**Task prompt**: The records come next. Copy all of them exactly.
──────── Records supplied ────────
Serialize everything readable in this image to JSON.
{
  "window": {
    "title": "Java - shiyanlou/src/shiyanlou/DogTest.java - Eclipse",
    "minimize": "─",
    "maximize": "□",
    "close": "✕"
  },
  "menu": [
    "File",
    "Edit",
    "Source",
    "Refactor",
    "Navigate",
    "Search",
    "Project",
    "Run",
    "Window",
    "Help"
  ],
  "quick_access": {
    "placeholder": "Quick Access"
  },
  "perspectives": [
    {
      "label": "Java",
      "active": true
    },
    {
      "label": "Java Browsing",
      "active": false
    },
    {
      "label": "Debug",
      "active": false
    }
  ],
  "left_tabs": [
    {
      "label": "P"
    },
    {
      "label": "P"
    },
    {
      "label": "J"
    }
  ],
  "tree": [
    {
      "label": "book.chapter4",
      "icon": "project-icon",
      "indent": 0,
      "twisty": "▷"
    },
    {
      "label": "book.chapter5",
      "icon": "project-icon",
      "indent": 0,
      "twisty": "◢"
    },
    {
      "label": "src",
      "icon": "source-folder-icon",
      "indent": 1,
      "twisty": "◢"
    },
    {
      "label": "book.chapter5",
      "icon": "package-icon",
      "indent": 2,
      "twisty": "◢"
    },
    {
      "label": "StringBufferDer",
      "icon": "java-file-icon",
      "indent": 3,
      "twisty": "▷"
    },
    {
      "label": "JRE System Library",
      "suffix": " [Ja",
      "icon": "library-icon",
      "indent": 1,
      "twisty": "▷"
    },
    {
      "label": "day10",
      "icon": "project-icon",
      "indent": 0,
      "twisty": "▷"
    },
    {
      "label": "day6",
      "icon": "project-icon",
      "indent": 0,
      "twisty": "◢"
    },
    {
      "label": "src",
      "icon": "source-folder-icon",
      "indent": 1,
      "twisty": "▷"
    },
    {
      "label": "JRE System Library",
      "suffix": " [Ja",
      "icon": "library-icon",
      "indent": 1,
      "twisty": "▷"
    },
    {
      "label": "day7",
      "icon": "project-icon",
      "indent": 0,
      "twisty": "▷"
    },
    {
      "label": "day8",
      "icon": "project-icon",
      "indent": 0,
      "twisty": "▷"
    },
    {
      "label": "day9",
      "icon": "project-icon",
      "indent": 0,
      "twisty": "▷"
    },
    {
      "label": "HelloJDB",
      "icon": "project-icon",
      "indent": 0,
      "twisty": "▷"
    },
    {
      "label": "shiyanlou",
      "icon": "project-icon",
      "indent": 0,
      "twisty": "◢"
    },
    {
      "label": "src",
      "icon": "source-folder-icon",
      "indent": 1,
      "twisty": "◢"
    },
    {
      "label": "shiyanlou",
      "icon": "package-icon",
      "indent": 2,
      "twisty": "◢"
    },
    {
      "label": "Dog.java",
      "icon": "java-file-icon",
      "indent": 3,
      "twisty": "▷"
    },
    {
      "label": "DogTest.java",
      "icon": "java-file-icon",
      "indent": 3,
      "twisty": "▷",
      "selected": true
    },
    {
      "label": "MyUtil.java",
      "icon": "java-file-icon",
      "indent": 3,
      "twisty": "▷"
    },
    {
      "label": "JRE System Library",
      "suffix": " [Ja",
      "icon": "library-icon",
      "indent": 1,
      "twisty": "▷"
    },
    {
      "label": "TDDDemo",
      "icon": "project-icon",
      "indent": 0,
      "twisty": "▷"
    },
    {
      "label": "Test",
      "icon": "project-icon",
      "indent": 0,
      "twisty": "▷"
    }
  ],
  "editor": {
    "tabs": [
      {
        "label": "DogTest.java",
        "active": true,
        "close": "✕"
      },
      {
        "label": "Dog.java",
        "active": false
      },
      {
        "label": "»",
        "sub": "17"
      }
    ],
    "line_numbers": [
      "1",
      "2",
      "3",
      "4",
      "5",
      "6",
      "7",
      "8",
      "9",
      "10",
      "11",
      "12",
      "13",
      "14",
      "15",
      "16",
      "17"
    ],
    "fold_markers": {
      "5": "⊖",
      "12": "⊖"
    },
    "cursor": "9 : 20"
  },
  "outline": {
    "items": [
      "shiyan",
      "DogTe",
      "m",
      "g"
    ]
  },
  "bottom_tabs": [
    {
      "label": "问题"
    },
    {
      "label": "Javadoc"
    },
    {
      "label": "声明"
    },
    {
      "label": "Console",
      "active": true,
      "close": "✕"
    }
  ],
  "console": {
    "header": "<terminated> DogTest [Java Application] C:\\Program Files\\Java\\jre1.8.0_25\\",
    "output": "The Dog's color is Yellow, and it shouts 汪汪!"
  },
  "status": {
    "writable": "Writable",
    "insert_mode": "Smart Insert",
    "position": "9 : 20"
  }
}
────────
**Worked solution**:
Serialize everything readable in this image to JSON.
{
  "window": {
    "title": "Java - shiyanlou/src/shiyanlou/DogTest.java - Eclipse",
    "minimize": "─",
    "maximize": "□",
    "close": "✕"
  },
  "menu": [
    "File",
    "Edit",
    "Source",
    "Refactor",
    "Navigate",
    "Search",
    "Project",
    "Run",
    "Window",
    "Help"
  ],
  "quick_access": {
    "placeholder": "Quick Access"
  },
  "perspectives": [
    {
      "label": "Java",
      "active": true
    },
    {
      "label": "Java Browsing",
      "active": false
    },
    {
      "label": "Debug",
      "active": false
    }
  ],
  "left_tabs": [
    {
      "label": "P"
    },
    {
      "label": "P"
    },
    {
      "label": "J"
    }
  ],
  "tree": [
    {
      "label": "book.chapter4",
      "icon": "project-icon",
      "indent": 0,
      "twisty": "▷"
    },
    {
      "label": "book.chapter5",
      "icon": "project-icon",
      "indent": 0,
      "twisty": "◢"
    },
    {
      "label": "src",
      "icon": "source-folder-icon",
      "indent": 1,
      "twisty": "◢"
    },
    {
      "label": "book.chapter5",
      "icon": "package-icon",
      "indent": 2,
      "twisty": "◢"
    },
    {
      "label": "StringBufferDer",
      "icon": "java-file-icon",
      "indent": 3,
      "twisty": "▷"
    },
    {
      "label": "JRE System Library",
      "suffix": " [Ja",
      "icon": "library-icon",
      "indent": 1,
      "twisty": "▷"
    },
    {
      "label": "day10",
      "icon": "project-icon",
      "indent": 0,
      "twisty": "▷"
    },
    {
      "label": "day6",
      "icon": "project-icon",
      "indent": 0,
      "twisty": "◢"
    },
    {
      "label": "src",
      "icon": "source-folder-icon",
      "indent": 1,
      "twisty": "▷"
    },
    {
      "label": "JRE System Library",
      "suffix": " [Ja",
      "icon": "library-icon",
      "indent": 1,
      "twisty": "▷"
    },
    {
      "label": "day7",
      "icon": "project-icon",
      "indent": 0,
      "twisty": "▷"
    },
    {
      "label": "day8",
      "icon": "project-icon",
      "indent": 0,
      "twisty": "▷"
    },
    {
      "label": "day9",
      "icon": "project-icon",
      "indent": 0,
      "twisty": "▷"
    },
    {
      "label": "HelloJDB",
      "icon": "project-icon",
      "indent": 0,
      "twisty": "▷"
    },
    {
      "label": "shiyanlou",
      "icon": "project-icon",
      "indent": 0,
      "twisty": "◢"
    },
    {
      "label": "src",
      "icon": "source-folder-icon",
      "indent": 1,
      "twisty": "◢"
    },
    {
      "label": "shiyanlou",
      "icon": "package-icon",
      "indent": 2,
      "twisty": "◢"
    },
    {
      "label": "Dog.java",
      "icon": "java-file-icon",
      "indent": 3,
      "twisty": "▷"
    },
    {
      "label": "DogTest.java",
      "icon": "java-file-icon",
      "indent": 3,
      "twisty": "▷",
      "selected": true
    },
    {
      "label": "MyUtil.java",
      "icon": "java-file-icon",
      "indent": 3,
      "twisty": "▷"
    },
    {
      "label": "JRE System Library",
      "suffix": " [Ja",
      "icon": "library-icon",
      "indent": 1,
      "twisty": "▷"
    },
    {
      "label": "TDDDemo",
      "icon": "project-icon",
      "indent": 0,
      "twisty": "▷"
    },
    {
      "label": "Test",
      "icon": "project-icon",
      "indent": 0,
      "twisty": "▷"
    }
  ],
  "editor": {
    "tabs": [
      {
        "label": "DogTest.java",
        "active": true,
        "close": "✕"
      },
      {
        "label": "Dog.java",
        "active": false
      },
      {
        "label": "»",
        "sub": "17"
      }
    ],
    "line_numbers": [
      "1",
      "2",
      "3",
      "4",
      "5",
      "6",
      "7",
      "8",
      "9",
      "10",
      "11",
      "12",
      "13",
      "14",
      "15",
      "16",
      "17"
    ],
    "fold_markers": {
      "5": "⊖",
      "12": "⊖"
    },
    "cursor": "9 : 20"
  },
  "outline": {
    "items": [
      "shiyan",
      "DogTe",
      "m",
      "g"
    ]
  },
  "bottom_tabs": [
    {
      "label": "问题"
    },
    {
      "label": "Javadoc"
    },
    {
      "label": "声明"
    },
    {
      "label": "Console",
      "active": true,
      "close": "✕"
    }
  ],
  "console": {
    "header": "<terminated> DogTest [Java Application] C:\\Program Files\\Java\\jre1.8.0_25\\",
    "output": "The Dog's color is Yellow, and it shouts 汪汪!"
  },
  "status": {
    "writable": "Writable",
    "insert_mode": "Smart Insert",
    "position": "9 : 20"
  }
}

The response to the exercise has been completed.